Detroit Council urges elected leaders, institutions to restore affirmative action
Detroit — The City Council is urging the Legislature to state steps toward restoring affirmative action in Michigan.
Detroit's nine-member council unanimously approved a resolution on Tuesday encouraging elected leaders, influential corporations and state residents to "move as swiftly as possible" to bring back affirmative action in Michigan by amending the state's constitution.
The resolution, sponsored by Detroit City Councilman Andre Spivey and joined by President Brenda Jones, contends "structural and systematic racial bias" in the country throughout history resulted in the successful Nov. 7, 2006, ballot initiative that prohibits the use of affirmative action in Michigan.
With the passage of "Proposition 2" in the state, it has been illegal for colleges and universities to consider race in admissions since.
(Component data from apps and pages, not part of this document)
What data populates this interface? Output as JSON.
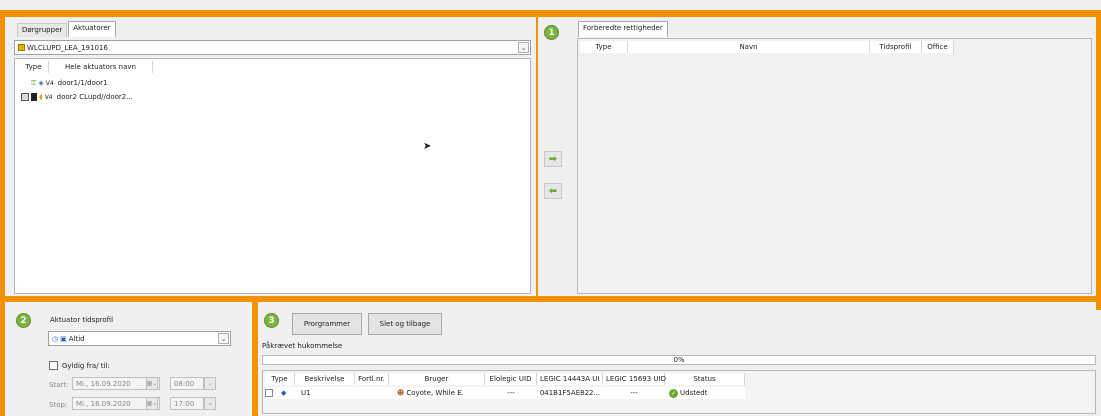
{
  "left_panel": {
    "tabs": [
      "Dørgrupper",
      "Aktuatorer"
    ],
    "active_tab": "Aktuatorer",
    "dropdown_value": "WLCLUPD_LEA_191016",
    "columns": [
      "Type",
      "Hele aktuators navn"
    ],
    "rows": [
      {
        "ver": "V4",
        "name": "door1/1/door1"
      },
      {
        "ver": "V4",
        "name": "door2  CLupd//door2..."
      }
    ]
  },
  "right_panel": {
    "badge": "1",
    "tabs": [
      "Forberedte rettigheder"
    ],
    "columns": [
      "Type",
      "Navn",
      "Tidsprofil",
      "Office"
    ]
  },
  "bottom_left": {
    "badge": "2",
    "profile_label": "Aktuator tidsprofil",
    "profile_value": "Altid",
    "valid_label": "Gyldig fra/ til:",
    "start_label": "Start:",
    "start_date": "Mi., 16.09.2020",
    "start_time": "08:00",
    "stop_label": "Stop:",
    "stop_date": "Mi., 16.09.2020",
    "stop_time": "17:00"
  },
  "bottom_right": {
    "badge": "3",
    "program_button": "Prorgrammer",
    "delete_button": "Slet og tilbage",
    "memory_label": "Påkrævet hukommelse",
    "progress": "0%",
    "columns": [
      "Type",
      "Beskrivelse",
      "Fortl.nr.",
      "Bruger",
      "Elolegic UID",
      "LEGIC 14443A UI",
      "LEGIC 15693 UID",
      "Status"
    ],
    "rows": [
      {
        "description": "U1",
        "serial": "",
        "user": "Coyote, While E.",
        "elolegic": "---",
        "legic14443": "041B1F5AE822...",
        "legic15693": "---",
        "status": "Udstedt"
      }
    ]
  },
  "colors": {
    "accent": "#f39200",
    "badge": "#7cb342",
    "arrow": "#6aab2e"
  }
}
Approval of that measure, the resolution argues, has had negative repercussions and "prevents government from effectively addressing many problems and concerns of such traditionally disfavored constituents."
The Memorial Day killing of George Floyd in Minnesota and other incidents of race-related police brutality and deadly effects of the COVID-19 pandemic have sparked an uprising of oppressed Americans against racism and police misconduct, the resolution adds.
"Under the new and still-evolving analysis of racial injustices, the voters’ 2006
prohibition of affirmative action in Michigan appears to be completely out-of-step and to directly contradict the long-overdue changes currently being publicly advocated," it reads.
Affirmative action hasn't been "very high on the list of demands among protesters, reparations for slavery have been and a well-designed affirmative action plan should be a "major element of such reparations for African Americans."
Spivey and Jones could not be reached Tuesday for comment.
In a Facebook post, Jones, who is challenging Rashida Tlaib, D-Detroit, to represent the 13th Congressional District, said the council continues to be "proactive on important issues" such as affirmative action.
"This resolution will urge all elected leaders, influential corporations and other institutions, and the citizens of Michigan to restore affirmative action by repealing Article 1, Section 26 of the State Constitution and adding language that is pro-affirmative action policies to ensure that everyone’s rights and privileges are protected," she said.
Council's legal staff in a June 30 memorandum noted that organizing, funding and carrying out a campaign to repeal the law and replace it with language to authorize affirmative action as a government policy "to remedy major past injustices" is "a very large one."
That work, the policy brief adds, would have to span well beyond Detroit's council and its legal team.